Directions: Search the entries for the word "color" and copy each line that has it.

Exercise materials:
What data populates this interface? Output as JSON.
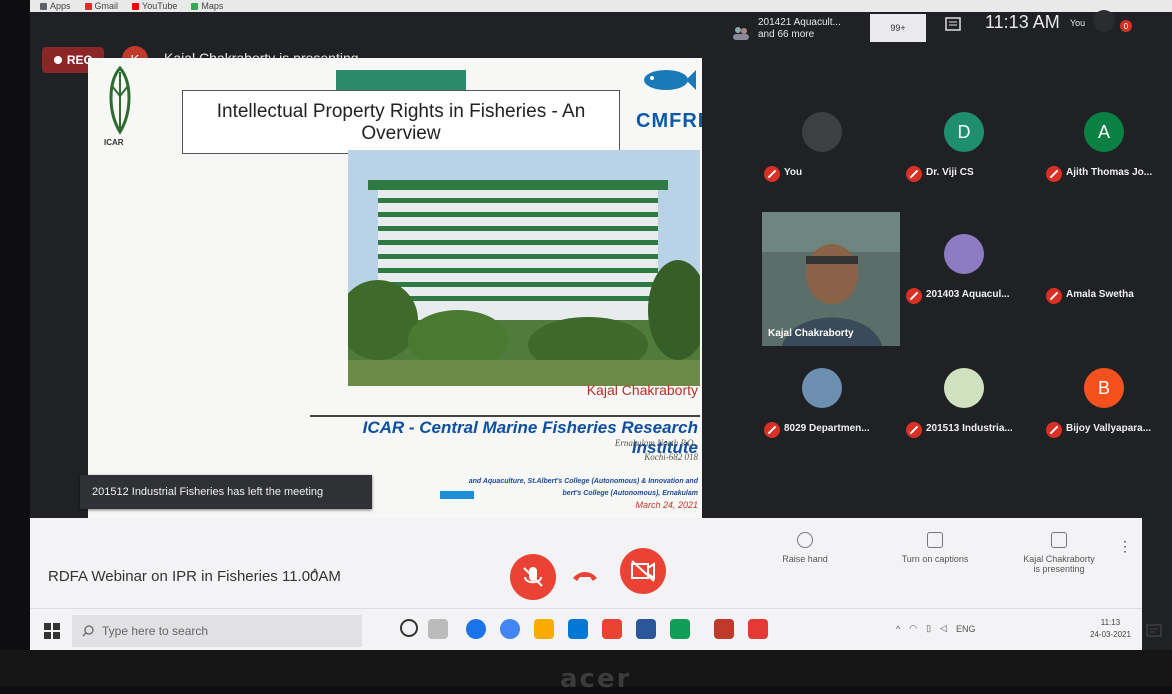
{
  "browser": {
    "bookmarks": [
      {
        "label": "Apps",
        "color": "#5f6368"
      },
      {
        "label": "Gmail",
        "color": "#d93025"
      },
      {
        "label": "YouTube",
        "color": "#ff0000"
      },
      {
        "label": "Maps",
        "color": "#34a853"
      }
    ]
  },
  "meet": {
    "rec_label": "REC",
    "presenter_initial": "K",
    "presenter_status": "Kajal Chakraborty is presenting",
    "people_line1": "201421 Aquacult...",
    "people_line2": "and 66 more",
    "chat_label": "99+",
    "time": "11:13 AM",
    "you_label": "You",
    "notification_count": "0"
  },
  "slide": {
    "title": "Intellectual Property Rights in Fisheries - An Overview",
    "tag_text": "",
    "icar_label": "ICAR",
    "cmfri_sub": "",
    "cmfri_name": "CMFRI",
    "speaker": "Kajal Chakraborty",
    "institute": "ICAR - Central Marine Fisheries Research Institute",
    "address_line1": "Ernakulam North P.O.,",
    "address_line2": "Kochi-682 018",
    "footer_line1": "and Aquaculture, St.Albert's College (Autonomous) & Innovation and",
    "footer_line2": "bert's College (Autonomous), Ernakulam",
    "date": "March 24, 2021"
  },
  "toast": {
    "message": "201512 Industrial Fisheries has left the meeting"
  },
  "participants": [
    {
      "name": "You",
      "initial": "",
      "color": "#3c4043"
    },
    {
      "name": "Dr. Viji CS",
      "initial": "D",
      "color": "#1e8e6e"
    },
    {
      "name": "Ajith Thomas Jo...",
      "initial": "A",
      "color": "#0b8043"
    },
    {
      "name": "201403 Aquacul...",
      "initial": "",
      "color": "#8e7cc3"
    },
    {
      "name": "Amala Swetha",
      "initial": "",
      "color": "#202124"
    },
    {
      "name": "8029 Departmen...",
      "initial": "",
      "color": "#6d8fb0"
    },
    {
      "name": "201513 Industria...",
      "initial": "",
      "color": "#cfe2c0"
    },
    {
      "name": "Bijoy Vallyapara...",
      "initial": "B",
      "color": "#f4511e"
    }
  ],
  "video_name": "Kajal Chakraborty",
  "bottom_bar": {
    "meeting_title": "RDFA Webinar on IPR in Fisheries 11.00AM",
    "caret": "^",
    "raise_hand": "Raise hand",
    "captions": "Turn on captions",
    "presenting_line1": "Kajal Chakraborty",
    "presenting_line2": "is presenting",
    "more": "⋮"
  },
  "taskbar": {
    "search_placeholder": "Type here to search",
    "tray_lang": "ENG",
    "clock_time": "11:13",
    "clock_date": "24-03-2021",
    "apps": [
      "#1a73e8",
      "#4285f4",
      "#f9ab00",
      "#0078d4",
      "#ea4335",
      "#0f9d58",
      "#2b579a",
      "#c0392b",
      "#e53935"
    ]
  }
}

Solution for this exercise:
        "color": "#5f6368"
        "color": "#d93025"
        "color": "#ff0000"
        "color": "#34a853"
      "color": "#3c4043"
      "color": "#1e8e6e"
      "color": "#0b8043"
      "color": "#8e7cc3"
      "color": "#202124"
      "color": "#6d8fb0"
      "color": "#cfe2c0"
      "color": "#f4511e"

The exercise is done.